Web page and app entries
________________________
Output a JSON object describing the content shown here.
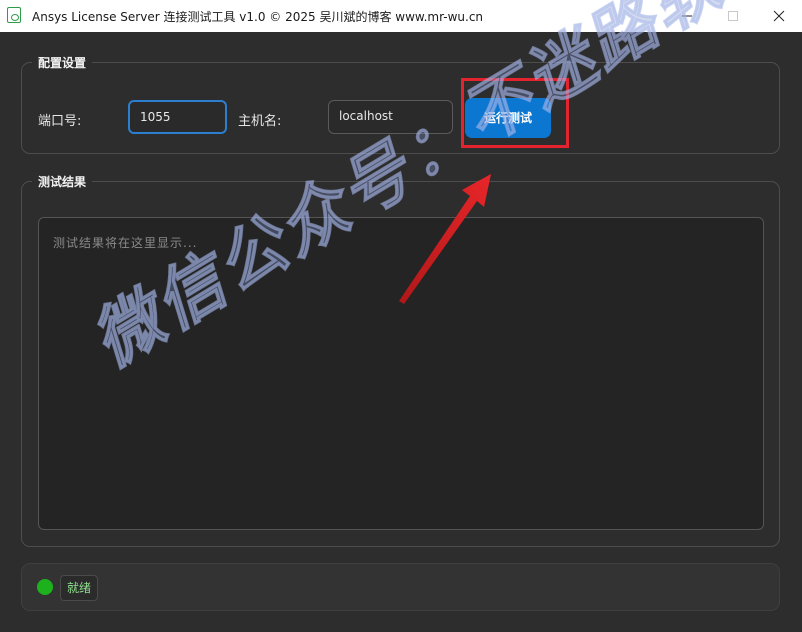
{
  "window": {
    "title": "Ansys License Server 连接测试工具 v1.0 © 2025 吴川斌的博客 www.mr-wu.cn"
  },
  "config": {
    "group_title": "配置设置",
    "port_label": "端口号:",
    "port_value": "1055",
    "host_label": "主机名:",
    "host_value": "localhost",
    "run_button_label": "运行测试"
  },
  "results": {
    "group_title": "测试结果",
    "placeholder": "测试结果将在这里显示..."
  },
  "status": {
    "text": "就绪",
    "color": "#1db21d"
  },
  "watermark": {
    "text": "微信公众号：不迷路软件库"
  },
  "colors": {
    "accent": "#0c77d0",
    "highlight": "#e3232d",
    "background": "#2d2d2d"
  }
}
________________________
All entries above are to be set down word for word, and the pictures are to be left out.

Output a JSON object describing the content shown here.
{
  "window": {
    "title": "Ansys License Server 连接测试工具 v1.0 © 2025 吴川斌的博客 www.mr-wu.cn"
  },
  "config": {
    "group_title": "配置设置",
    "port_label": "端口号:",
    "port_value": "1055",
    "host_label": "主机名:",
    "host_value": "localhost",
    "run_button_label": "运行测试"
  },
  "results": {
    "group_title": "测试结果",
    "placeholder": "测试结果将在这里显示..."
  },
  "status": {
    "text": "就绪",
    "color": "#1db21d"
  },
  "watermark": {
    "text": "微信公众号：不迷路软件库"
  },
  "colors": {
    "accent": "#0c77d0",
    "highlight": "#e3232d",
    "background": "#2d2d2d"
  }
}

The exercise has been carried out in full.